Upload

A special hinge screw is sold that you remove one hinge screw on the door and one across from it on the frame, the new one protrudes into the door when it closes about 1", so taking off all hinge pins doesnt matter. The door is pinned to the frame and cant be pried out. They are cheap and its a 5 minute job to put in one each hinge of a door. The Pin tightens with a wrench, half of it is threaded. half smooth to a point with a nut in the middle. This is the easiest and only way I know to fix your issue without putting in new hinges, which won`t match the old holes, will cost alot, your job will be hours doing new hinges, minutes putting in security screws. I have them, got them at my locksmith shop.
Add pictures here
<% if( /^image/.test(type) ){ %>
<% } %>
<%-name%>
Add image file
Upload
ransley wrote:

I think alarm system suppliers still sell a pin that you install by drilling a 1/4" hole in a clear area of each leaf of a hinge or take the hinge off, close it and drill a hole through the the leaves and after reinstalling the hinge, hammer a special pin into the frame side of the hinge. When you close the door, the pin mates with the hole in the door half of the hinge which will keep it in place.
TDD
Add pictures here
<% if( /^image/.test(type) ){ %>
<% } %>
<%-name%>
Add image file
Upload
ransley wrote:

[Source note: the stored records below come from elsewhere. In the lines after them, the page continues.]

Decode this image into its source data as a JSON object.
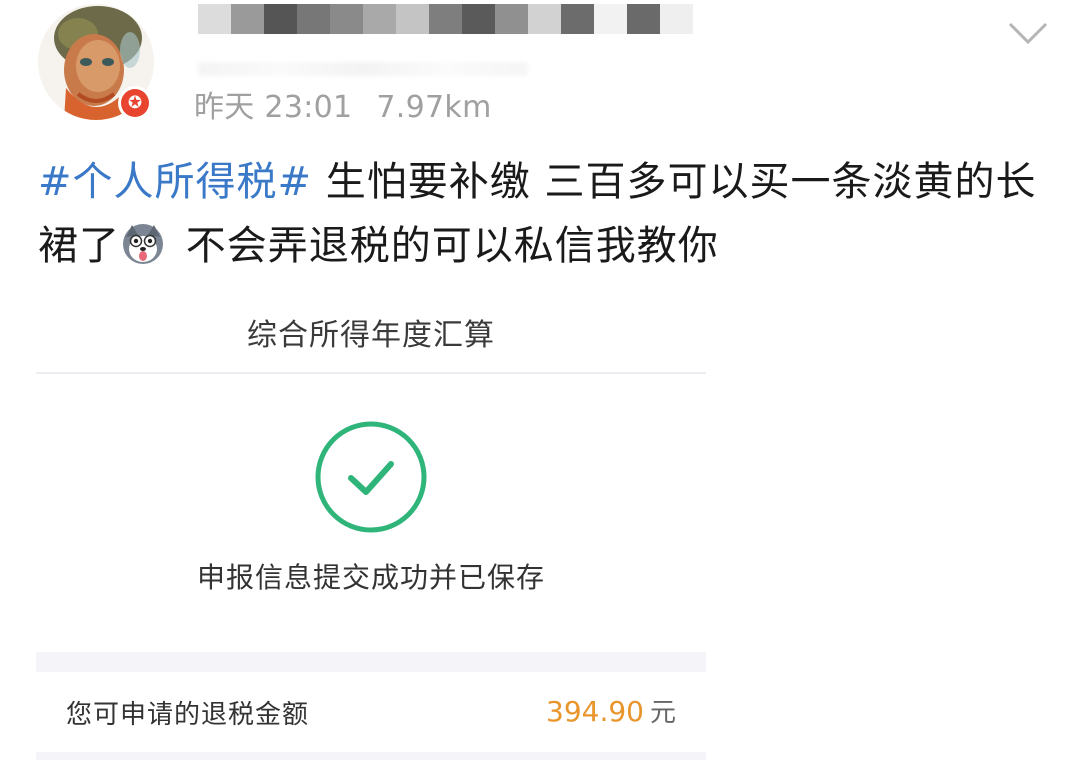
{
  "header": {
    "timestamp": "昨天 23:01",
    "distance": "7.97km",
    "badge_icon": "verified-star-icon",
    "menu_icon": "chevron-down-icon"
  },
  "post": {
    "hashtag": "#个人所得税#",
    "text_part1": " 生怕要补缴 三百多可以买一条淡黄的长裙了",
    "emoji": "husky-emoji",
    "text_part2": " 不会弄退税的可以私信我教你"
  },
  "card": {
    "title": "综合所得年度汇算",
    "status_icon": "check-circle-icon",
    "status_text": "申报信息提交成功并已保存",
    "refund_label": "您可申请的退税金额",
    "refund_amount": "394.90",
    "refund_unit": "元"
  },
  "colors": {
    "hashtag": "#3a78c8",
    "success_green": "#2fb57a",
    "amount_orange": "#e8952c",
    "badge_red": "#e8442f",
    "meta_gray": "#a0a0a0"
  }
}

Doesn't have to be a "special hinge screw." A large nail with the head removed will work.
Add pictures here
<% if( /^image/.test(type) ){ %>
<% } %>
<%-name%>
Add image file
Upload
Thanks to all who replied. I checked my 2 out opening doors. I will have to check it out in more detail, but, apparently on door has non removable pins. The other needs some attention. I will probably put in a few of the "lock pins" to fix the problem.
Add pictures here
<% if( /^image/.test(type) ){ %>
<% } %>
<%-name%>
Add image file
Upload
replying to ransley, Cyndi wrote:

Hello Mark, does your hinge screw work on just a regular wood door hinge. I was looking for a hinge with a lock and key so that the pins can't be removed from my office into my apartment. Please reply, thank you, Cyndi
Add pictures here
<% if( /^image/.test(type) ){ %>
<% } %>
<%-name%>
Add image file
Upload
On 8/16/14, 7:44 PM, Cyndi wrote:

The 2 of the 4 screws shown on this webpage can be used on metal or wood doors. The #12 sizes have both machine threads and wood threads.
http://www.hardwaresource.com/hinges/DOOR+HINGES/Door+Hardware/Security+Stud+for+Hinges
pic of installed screw here
http://www.hardwaresource.com/images/products/Sec_Stud_Spec_Sheet.jpg
Add pictures here
<% if( /^image/.test(type) ){ %>
<% } %>
<%-name%>
Add image file
Upload

Related Threads

    HomeOwnersHub.com is a website for homeowners and building and maintenance pros. It is not affiliated with any of the manufacturers or service providers discussed here. All logos and trade names are the property of their respective owners.